-- Exercise objective --
Retype the records that come next, word for word.

+++++

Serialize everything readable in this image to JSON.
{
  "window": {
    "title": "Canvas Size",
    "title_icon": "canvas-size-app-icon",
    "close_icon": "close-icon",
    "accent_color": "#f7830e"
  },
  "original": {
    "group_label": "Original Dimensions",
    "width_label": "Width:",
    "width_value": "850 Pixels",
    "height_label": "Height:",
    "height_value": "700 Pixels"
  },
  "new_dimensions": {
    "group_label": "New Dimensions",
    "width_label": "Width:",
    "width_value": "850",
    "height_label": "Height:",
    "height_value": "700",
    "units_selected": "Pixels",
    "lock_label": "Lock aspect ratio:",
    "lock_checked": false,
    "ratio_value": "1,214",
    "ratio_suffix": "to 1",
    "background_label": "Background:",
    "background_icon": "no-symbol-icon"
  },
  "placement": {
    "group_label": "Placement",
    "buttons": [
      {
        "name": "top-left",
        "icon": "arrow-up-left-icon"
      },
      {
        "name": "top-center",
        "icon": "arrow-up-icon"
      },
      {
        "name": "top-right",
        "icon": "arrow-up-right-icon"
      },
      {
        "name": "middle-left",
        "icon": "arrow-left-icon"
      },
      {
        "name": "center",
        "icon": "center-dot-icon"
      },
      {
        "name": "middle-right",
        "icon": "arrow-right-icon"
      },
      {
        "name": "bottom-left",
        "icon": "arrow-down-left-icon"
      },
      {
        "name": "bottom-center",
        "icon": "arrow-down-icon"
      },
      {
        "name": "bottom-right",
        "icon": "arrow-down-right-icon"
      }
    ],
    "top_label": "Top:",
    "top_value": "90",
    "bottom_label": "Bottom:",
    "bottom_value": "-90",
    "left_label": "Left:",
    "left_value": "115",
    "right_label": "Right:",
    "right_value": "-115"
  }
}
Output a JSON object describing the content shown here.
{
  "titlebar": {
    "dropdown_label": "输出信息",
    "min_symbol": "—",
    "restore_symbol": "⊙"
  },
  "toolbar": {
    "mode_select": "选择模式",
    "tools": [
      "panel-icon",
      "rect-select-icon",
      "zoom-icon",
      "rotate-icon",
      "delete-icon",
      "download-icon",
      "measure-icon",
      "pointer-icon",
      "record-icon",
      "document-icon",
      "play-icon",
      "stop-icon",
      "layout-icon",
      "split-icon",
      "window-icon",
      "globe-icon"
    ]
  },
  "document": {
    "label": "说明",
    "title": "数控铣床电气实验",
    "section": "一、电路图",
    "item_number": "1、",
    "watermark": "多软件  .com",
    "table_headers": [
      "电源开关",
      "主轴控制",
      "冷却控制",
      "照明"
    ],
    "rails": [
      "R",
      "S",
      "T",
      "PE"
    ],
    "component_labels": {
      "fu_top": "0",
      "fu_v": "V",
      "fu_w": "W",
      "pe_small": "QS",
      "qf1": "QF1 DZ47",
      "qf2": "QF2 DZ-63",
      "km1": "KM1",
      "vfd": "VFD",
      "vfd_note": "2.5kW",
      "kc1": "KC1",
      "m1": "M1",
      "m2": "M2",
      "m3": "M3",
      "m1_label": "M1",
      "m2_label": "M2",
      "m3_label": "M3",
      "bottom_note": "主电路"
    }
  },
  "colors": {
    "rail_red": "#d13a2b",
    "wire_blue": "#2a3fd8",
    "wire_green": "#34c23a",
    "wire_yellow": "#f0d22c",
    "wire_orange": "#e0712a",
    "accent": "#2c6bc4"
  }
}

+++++

-- Reply --
Serialize everything readable in this image to JSON.
{
  "window": {
    "title": "Canvas Size",
    "title_icon": "canvas-size-app-icon",
    "close_icon": "close-icon",
    "accent_color": "#f7830e"
  },
  "original": {
    "group_label": "Original Dimensions",
    "width_label": "Width:",
    "width_value": "850 Pixels",
    "height_label": "Height:",
    "height_value": "700 Pixels"
  },
  "new_dimensions": {
    "group_label": "New Dimensions",
    "width_label": "Width:",
    "width_value": "850",
    "height_label": "Height:",
    "height_value": "700",
    "units_selected": "Pixels",
    "lock_label": "Lock aspect ratio:",
    "lock_checked": false,
    "ratio_value": "1,214",
    "ratio_suffix": "to 1",
    "background_label": "Background:",
    "background_icon": "no-symbol-icon"
  },
  "placement": {
    "group_label": "Placement",
    "buttons": [
      {
        "name": "top-left",
        "icon": "arrow-up-left-icon"
      },
      {
        "name": "top-center",
        "icon": "arrow-up-icon"
      },
      {
        "name": "top-right",
        "icon": "arrow-up-right-icon"
      },
      {
        "name": "middle-left",
        "icon": "arrow-left-icon"
      },
      {
        "name": "center",
        "icon": "center-dot-icon"
      },
      {
        "name": "middle-right",
        "icon": "arrow-right-icon"
      },
      {
        "name": "bottom-left",
        "icon": "arrow-down-left-icon"
      },
      {
        "name": "bottom-center",
        "icon": "arrow-down-icon"
      },
      {
        "name": "bottom-right",
        "icon": "arrow-down-right-icon"
      }
    ],
    "top_label": "Top:",
    "top_value": "90",
    "bottom_label": "Bottom:",
    "bottom_value": "-90",
    "left_label": "Left:",
    "left_value": "115",
    "right_label": "Right:",
    "right_value": "-115"
  }
}
Output a JSON object describing the content shown here.
{
  "titlebar": {
    "dropdown_label": "输出信息",
    "min_symbol": "—",
    "restore_symbol": "⊙"
  },
  "toolbar": {
    "mode_select": "选择模式",
    "tools": [
      "panel-icon",
      "rect-select-icon",
      "zoom-icon",
      "rotate-icon",
      "delete-icon",
      "download-icon",
      "measure-icon",
      "pointer-icon",
      "record-icon",
      "document-icon",
      "play-icon",
      "stop-icon",
      "layout-icon",
      "split-icon",
      "window-icon",
      "globe-icon"
    ]
  },
  "document": {
    "label": "说明",
    "title": "数控铣床电气实验",
    "section": "一、电路图",
    "item_number": "1、",
    "watermark": "多软件  .com",
    "table_headers": [
      "电源开关",
      "主轴控制",
      "冷却控制",
      "照明"
    ],
    "rails": [
      "R",
      "S",
      "T",
      "PE"
    ],
    "component_labels": {
      "fu_top": "0",
      "fu_v": "V",
      "fu_w": "W",
      "pe_small": "QS",
      "qf1": "QF1 DZ47",
      "qf2": "QF2 DZ-63",
      "km1": "KM1",
      "vfd": "VFD",
      "vfd_note": "2.5kW",
      "kc1": "KC1",
      "m1": "M1",
      "m2": "M2",
      "m3": "M3",
      "m1_label": "M1",
      "m2_label": "M2",
      "m3_label": "M3",
      "bottom_note": "主电路"
    }
  },
  "colors": {
    "rail_red": "#d13a2b",
    "wire_blue": "#2a3fd8",
    "wire_green": "#34c23a",
    "wire_yellow": "#f0d22c",
    "wire_orange": "#e0712a",
    "accent": "#2c6bc4"
  }
}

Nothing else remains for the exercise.